[Collection entries]
━━━━━━━━
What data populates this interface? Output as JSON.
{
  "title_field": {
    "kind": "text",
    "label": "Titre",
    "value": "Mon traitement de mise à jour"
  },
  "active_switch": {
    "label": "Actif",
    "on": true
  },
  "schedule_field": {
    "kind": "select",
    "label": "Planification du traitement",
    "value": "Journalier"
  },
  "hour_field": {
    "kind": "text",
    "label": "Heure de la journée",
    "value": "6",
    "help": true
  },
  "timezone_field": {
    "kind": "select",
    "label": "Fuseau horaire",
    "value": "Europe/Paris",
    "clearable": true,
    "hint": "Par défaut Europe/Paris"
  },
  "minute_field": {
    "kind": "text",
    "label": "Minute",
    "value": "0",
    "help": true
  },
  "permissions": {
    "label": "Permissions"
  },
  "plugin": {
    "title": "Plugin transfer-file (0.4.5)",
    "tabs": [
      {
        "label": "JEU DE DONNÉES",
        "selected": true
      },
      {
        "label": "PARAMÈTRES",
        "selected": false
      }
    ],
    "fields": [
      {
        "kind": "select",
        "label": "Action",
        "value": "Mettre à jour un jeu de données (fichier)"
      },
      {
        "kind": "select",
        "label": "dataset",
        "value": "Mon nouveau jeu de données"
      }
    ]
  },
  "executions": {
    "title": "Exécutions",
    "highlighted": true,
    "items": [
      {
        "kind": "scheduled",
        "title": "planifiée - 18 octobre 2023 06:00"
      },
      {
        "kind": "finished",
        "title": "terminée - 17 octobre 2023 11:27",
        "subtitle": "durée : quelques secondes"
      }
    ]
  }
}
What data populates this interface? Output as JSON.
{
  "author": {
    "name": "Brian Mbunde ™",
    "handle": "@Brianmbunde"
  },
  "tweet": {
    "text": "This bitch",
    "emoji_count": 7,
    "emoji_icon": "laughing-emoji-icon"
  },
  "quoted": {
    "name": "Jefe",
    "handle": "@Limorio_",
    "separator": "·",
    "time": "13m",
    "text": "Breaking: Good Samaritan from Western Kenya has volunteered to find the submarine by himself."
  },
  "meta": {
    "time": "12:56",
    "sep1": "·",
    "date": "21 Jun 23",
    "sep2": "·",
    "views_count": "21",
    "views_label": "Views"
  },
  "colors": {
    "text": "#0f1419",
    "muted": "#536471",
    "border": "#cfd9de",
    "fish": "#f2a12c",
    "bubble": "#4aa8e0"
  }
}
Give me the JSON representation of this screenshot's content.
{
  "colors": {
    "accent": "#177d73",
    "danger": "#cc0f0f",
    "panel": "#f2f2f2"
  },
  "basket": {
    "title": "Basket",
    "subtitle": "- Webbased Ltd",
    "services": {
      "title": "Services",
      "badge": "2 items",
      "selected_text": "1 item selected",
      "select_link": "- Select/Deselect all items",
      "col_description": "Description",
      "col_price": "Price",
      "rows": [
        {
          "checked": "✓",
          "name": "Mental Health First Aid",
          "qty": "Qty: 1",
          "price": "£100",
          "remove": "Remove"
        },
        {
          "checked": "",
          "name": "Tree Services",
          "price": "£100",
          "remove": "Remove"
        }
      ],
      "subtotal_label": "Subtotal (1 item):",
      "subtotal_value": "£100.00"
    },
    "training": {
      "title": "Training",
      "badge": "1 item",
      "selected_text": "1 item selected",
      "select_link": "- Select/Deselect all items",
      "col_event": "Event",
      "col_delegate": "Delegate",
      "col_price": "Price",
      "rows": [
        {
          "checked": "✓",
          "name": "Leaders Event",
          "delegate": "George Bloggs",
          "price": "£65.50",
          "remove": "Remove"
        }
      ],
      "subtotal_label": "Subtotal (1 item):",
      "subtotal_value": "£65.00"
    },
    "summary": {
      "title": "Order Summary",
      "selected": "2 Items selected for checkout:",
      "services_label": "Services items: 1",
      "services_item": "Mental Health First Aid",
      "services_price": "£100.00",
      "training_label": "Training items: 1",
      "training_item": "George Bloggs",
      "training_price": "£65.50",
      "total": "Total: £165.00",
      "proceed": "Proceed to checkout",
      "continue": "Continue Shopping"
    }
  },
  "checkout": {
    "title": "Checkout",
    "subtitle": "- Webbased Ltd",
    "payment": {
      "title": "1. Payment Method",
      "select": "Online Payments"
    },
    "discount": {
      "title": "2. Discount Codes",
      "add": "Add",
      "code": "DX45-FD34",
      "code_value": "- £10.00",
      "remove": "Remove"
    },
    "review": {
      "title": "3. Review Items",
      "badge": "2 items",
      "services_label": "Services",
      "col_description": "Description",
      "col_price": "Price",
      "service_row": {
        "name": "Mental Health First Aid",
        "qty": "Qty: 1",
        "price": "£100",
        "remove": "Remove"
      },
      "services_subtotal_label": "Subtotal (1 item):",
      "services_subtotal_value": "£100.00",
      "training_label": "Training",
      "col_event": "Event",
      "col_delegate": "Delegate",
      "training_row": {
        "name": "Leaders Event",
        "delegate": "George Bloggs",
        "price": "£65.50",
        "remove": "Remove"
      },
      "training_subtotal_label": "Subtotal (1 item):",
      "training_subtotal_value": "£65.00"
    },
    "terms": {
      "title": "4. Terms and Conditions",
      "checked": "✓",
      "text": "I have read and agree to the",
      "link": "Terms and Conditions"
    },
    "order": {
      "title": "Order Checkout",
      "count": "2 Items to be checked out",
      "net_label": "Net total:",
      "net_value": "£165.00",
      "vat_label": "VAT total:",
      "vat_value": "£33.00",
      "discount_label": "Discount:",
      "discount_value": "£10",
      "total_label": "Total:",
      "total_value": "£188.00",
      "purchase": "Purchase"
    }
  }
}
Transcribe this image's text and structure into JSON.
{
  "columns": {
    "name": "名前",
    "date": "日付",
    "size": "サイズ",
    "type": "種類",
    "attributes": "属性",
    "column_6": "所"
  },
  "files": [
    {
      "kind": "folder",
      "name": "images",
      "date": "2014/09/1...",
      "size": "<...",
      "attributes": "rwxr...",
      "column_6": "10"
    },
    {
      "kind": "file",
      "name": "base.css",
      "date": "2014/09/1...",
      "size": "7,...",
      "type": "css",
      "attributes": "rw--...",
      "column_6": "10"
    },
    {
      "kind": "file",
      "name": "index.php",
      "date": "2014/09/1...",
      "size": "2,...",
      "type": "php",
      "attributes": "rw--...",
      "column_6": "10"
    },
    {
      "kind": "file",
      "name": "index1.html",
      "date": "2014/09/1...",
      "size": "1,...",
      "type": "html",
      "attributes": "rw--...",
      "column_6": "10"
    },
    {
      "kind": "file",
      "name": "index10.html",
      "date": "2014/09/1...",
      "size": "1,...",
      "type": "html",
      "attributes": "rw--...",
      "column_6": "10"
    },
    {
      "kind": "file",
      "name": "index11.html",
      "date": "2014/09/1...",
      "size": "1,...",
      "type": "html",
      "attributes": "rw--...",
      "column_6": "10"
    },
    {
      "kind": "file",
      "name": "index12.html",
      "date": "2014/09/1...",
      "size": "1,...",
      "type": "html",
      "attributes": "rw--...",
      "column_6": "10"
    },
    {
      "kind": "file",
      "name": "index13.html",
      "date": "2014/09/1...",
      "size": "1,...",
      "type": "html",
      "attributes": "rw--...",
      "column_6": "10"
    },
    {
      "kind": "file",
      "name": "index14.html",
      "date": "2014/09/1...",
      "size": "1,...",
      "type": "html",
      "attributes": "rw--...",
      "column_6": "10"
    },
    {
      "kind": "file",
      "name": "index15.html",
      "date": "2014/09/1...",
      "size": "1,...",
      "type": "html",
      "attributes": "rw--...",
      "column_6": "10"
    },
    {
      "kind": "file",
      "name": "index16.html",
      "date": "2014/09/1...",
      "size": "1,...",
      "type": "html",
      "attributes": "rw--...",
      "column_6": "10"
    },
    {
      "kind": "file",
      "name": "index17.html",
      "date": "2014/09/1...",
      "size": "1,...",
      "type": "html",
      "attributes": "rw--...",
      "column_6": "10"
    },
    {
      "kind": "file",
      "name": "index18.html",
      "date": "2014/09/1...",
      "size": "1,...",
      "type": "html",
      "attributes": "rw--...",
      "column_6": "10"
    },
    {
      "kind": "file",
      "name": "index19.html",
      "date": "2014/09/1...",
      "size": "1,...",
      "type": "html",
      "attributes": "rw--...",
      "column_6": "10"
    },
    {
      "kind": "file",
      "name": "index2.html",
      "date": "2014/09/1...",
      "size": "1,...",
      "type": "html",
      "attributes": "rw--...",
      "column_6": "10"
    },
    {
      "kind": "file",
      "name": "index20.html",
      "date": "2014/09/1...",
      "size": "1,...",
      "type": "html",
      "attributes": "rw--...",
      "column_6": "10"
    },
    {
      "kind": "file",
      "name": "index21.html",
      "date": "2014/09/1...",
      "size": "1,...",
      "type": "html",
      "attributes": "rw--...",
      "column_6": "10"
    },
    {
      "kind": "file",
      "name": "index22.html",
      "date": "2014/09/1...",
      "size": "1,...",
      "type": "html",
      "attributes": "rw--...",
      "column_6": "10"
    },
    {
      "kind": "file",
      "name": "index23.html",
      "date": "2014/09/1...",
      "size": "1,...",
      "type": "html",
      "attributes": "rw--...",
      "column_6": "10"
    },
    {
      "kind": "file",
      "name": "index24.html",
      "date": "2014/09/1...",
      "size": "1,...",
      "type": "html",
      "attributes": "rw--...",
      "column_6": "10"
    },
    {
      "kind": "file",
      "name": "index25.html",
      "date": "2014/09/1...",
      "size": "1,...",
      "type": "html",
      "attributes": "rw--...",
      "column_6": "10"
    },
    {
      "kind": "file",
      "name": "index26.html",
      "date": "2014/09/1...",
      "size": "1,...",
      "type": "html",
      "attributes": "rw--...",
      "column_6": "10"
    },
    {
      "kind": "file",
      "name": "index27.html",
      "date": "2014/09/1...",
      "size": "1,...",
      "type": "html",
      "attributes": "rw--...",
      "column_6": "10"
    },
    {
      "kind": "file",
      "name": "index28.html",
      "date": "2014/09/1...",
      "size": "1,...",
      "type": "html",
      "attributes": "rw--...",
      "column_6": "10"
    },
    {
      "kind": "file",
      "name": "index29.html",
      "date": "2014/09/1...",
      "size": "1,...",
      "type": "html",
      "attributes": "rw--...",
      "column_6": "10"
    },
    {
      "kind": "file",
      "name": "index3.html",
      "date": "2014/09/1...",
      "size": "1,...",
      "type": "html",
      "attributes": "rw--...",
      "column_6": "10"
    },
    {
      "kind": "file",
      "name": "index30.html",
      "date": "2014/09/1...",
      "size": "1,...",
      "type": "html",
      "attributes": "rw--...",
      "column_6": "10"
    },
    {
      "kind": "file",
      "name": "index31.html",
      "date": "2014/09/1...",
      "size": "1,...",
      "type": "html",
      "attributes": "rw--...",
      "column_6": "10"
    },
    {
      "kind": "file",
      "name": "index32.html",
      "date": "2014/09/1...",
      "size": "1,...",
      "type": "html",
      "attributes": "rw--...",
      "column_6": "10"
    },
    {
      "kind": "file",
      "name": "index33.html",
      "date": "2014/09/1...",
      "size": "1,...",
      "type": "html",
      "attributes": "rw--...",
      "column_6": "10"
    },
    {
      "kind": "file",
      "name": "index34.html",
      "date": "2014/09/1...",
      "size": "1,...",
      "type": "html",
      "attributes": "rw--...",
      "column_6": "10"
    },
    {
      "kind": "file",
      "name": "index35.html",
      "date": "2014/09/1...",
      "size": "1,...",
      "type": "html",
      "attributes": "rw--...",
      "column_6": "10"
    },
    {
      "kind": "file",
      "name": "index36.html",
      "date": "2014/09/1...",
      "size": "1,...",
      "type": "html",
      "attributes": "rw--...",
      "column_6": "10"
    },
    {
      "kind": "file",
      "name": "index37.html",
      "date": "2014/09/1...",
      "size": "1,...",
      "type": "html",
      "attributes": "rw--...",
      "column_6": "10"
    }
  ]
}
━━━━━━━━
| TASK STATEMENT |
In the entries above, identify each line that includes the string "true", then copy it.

| EXERCISE SOLUTION |
    "on": true
    "help": true
    "clearable": true,
    "help": true
        "selected": true
    "highlighted": true,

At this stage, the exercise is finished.